[[ Supplied information open ]]
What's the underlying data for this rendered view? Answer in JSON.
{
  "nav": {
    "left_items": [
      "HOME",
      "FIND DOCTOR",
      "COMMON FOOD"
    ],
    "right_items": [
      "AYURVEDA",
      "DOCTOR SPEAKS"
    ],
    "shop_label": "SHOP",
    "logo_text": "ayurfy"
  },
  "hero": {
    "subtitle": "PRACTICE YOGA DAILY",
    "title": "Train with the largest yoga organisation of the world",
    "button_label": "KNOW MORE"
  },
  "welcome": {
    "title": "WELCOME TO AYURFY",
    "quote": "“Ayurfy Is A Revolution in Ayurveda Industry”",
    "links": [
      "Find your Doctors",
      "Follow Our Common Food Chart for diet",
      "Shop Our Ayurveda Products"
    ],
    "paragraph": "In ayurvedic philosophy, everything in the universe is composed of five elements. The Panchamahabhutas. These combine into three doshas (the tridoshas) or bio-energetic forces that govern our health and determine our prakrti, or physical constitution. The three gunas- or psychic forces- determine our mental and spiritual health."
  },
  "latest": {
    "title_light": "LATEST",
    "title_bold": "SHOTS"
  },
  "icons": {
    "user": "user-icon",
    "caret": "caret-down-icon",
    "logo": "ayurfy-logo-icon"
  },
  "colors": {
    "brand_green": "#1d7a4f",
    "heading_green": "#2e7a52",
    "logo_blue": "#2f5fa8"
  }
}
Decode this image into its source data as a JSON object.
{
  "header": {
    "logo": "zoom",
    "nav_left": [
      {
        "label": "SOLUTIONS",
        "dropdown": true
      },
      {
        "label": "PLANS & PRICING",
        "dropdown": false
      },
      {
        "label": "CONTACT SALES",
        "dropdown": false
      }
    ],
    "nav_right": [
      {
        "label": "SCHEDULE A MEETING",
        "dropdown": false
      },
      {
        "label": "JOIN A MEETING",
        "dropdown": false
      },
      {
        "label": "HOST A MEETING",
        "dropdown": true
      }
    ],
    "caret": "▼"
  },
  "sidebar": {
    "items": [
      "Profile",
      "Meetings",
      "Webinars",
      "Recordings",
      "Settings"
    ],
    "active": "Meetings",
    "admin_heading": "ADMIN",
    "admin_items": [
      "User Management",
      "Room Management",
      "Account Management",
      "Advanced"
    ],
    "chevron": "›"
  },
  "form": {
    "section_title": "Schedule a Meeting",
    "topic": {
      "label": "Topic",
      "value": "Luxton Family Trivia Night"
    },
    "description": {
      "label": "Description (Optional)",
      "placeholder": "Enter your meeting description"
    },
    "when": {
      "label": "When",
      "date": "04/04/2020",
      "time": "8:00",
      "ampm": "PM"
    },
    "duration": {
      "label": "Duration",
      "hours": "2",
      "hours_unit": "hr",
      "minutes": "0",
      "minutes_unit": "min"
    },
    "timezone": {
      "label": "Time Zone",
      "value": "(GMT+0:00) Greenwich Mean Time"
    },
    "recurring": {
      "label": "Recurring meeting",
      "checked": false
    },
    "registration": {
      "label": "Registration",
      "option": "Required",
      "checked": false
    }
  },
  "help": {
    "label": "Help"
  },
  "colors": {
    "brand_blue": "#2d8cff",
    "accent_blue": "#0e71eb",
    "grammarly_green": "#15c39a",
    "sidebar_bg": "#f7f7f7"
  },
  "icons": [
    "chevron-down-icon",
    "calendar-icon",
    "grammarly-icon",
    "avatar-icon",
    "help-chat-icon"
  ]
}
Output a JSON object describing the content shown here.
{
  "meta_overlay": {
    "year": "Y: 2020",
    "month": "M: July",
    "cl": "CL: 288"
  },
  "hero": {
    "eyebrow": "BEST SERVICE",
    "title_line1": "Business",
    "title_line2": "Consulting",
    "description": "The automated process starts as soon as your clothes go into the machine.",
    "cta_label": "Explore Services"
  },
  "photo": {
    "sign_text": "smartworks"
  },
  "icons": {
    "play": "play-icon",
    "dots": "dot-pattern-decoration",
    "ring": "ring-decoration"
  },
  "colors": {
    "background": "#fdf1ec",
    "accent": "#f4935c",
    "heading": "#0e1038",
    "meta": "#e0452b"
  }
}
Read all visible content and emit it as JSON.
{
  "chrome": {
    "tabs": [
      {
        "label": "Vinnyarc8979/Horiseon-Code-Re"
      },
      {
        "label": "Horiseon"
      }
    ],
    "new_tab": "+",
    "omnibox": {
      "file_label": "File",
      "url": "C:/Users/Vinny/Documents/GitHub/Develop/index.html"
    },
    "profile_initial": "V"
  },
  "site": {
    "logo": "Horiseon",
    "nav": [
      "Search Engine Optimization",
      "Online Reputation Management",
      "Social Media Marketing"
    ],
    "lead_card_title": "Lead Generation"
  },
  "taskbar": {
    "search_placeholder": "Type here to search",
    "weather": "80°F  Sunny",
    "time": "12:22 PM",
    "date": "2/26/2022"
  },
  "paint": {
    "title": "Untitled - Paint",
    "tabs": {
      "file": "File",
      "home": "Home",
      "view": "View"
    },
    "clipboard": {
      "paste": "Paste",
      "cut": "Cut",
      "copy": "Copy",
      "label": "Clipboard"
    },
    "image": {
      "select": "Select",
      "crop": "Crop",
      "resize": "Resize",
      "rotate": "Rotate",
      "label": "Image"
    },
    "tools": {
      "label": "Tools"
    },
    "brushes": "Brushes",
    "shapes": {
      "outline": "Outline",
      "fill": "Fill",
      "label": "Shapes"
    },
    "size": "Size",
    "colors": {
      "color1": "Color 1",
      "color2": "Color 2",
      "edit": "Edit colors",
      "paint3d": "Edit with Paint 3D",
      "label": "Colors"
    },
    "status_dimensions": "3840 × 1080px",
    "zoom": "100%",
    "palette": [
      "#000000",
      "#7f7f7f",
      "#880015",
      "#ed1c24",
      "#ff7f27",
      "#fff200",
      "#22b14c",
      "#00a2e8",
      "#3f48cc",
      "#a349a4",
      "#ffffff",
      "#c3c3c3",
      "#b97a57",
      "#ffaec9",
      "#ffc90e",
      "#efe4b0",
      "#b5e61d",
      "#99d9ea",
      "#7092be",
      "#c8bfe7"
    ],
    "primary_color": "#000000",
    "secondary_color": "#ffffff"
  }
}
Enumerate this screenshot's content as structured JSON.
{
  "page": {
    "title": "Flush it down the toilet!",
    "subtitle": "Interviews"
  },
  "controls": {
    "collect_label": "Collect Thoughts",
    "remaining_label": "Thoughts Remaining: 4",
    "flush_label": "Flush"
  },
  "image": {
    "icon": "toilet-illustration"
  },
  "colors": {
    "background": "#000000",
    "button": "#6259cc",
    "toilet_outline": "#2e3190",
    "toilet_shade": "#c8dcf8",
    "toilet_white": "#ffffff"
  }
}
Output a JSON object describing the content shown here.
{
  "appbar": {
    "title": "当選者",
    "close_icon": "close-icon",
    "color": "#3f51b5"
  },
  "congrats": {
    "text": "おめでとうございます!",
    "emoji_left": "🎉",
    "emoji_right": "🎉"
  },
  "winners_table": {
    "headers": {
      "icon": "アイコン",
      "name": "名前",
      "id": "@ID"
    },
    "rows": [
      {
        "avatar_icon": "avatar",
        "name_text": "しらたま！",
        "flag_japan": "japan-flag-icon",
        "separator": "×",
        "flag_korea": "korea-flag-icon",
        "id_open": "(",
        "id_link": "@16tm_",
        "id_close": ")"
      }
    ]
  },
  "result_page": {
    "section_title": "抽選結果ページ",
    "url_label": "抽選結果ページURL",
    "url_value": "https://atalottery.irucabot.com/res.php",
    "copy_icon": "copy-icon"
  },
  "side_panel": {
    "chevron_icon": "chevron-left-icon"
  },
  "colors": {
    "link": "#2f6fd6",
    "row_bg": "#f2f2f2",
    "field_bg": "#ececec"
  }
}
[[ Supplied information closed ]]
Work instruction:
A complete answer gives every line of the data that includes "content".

Answer:
Output a JSON object describing the content shown here.
Read all visible content and emit it as JSON.
Enumerate this screenshot's content as structured JSON.
Output a JSON object describing the content shown here.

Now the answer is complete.